** INSTRUCTIONS FOR THE TASK **
Which lines of the entries below contain the string "icon"? Copy each one.

Data about app and page elements
"""

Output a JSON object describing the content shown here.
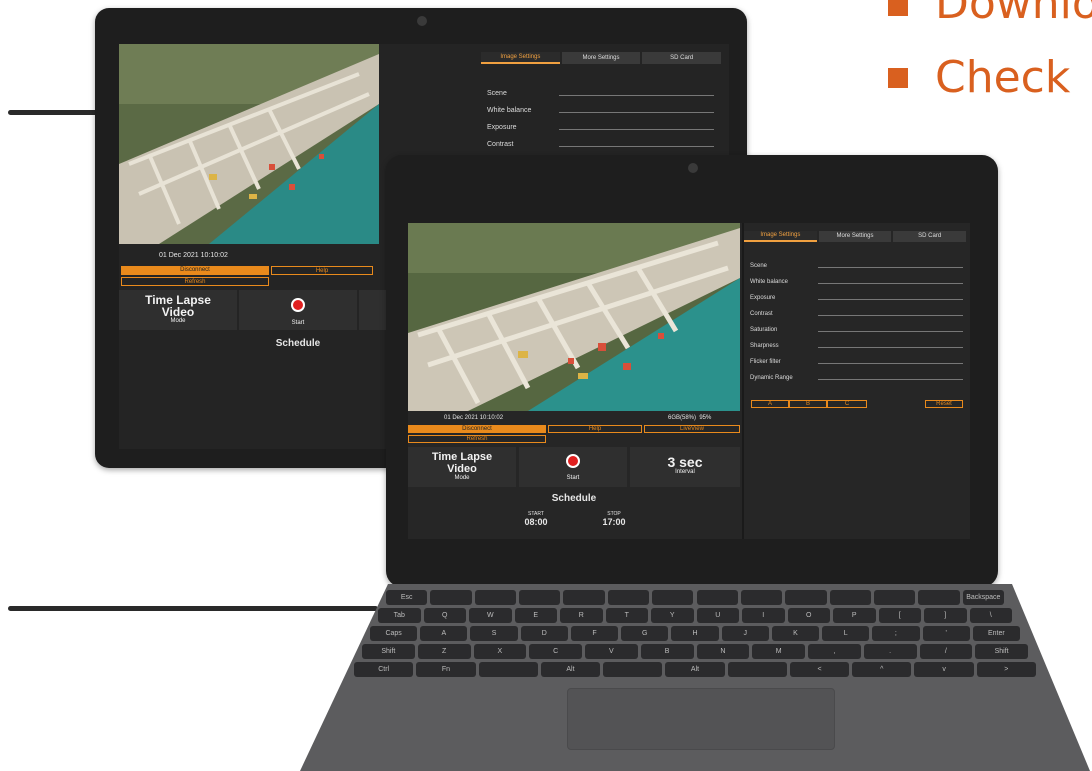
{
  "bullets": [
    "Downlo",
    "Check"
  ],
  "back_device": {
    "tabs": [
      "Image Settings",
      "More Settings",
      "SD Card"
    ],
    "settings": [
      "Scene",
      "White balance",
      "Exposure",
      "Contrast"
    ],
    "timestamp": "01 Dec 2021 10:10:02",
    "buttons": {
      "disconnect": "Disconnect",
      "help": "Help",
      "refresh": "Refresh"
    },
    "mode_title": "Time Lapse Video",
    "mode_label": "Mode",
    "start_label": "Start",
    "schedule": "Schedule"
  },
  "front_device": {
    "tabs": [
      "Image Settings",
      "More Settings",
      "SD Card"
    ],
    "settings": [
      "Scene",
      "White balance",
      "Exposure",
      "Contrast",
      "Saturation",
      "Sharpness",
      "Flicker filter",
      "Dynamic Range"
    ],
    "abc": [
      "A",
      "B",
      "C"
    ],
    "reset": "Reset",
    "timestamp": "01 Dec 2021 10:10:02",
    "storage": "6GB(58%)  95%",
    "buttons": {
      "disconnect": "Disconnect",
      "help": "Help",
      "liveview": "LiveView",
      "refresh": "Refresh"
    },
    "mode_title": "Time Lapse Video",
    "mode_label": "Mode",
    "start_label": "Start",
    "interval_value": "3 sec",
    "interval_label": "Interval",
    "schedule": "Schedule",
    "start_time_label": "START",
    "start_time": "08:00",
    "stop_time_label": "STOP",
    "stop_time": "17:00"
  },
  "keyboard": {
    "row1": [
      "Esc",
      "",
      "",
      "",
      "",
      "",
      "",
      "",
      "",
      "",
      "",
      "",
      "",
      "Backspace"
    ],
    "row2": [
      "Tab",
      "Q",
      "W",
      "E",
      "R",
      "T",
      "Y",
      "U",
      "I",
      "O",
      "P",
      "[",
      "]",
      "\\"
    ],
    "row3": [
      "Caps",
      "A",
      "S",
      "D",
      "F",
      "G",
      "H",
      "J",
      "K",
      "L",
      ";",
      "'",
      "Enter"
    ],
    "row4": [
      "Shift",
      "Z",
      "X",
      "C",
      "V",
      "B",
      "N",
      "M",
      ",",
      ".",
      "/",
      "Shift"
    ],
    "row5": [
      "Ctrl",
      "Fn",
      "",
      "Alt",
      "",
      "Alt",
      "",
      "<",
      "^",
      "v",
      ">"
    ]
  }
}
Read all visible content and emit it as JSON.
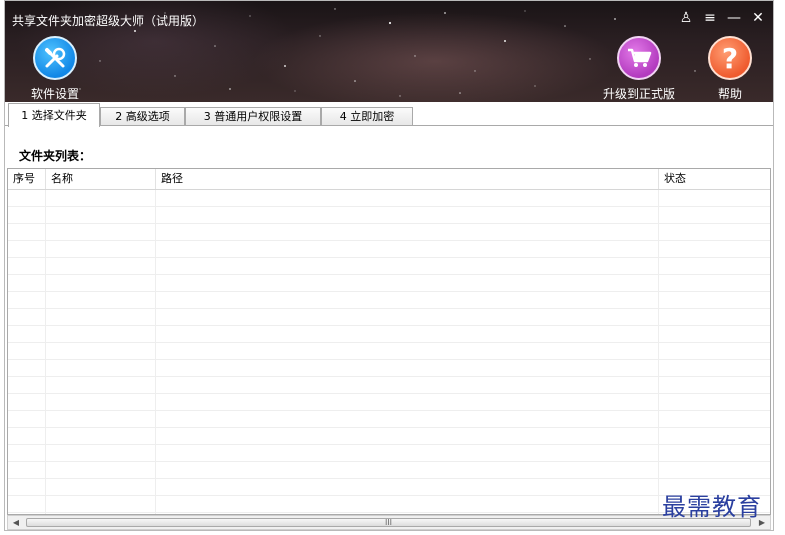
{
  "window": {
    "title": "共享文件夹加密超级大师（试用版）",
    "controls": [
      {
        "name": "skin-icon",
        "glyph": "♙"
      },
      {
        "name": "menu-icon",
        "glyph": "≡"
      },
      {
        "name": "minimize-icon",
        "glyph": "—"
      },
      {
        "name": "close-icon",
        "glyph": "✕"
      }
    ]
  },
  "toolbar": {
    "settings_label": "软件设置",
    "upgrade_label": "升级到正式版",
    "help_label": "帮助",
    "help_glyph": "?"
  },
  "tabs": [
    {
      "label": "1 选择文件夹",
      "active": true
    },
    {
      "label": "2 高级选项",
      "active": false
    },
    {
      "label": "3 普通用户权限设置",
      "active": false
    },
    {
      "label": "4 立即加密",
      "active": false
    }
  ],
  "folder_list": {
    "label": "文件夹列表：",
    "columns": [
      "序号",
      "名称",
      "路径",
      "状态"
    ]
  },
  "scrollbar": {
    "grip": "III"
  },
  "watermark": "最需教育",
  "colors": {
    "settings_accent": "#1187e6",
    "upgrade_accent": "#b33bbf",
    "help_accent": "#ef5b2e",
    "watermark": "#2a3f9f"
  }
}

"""

** OUTPUT FOR THIS EXERCISE **
        "name": "skin-icon",
        "name": "menu-icon",
        "name": "minimize-icon",
        "name": "close-icon",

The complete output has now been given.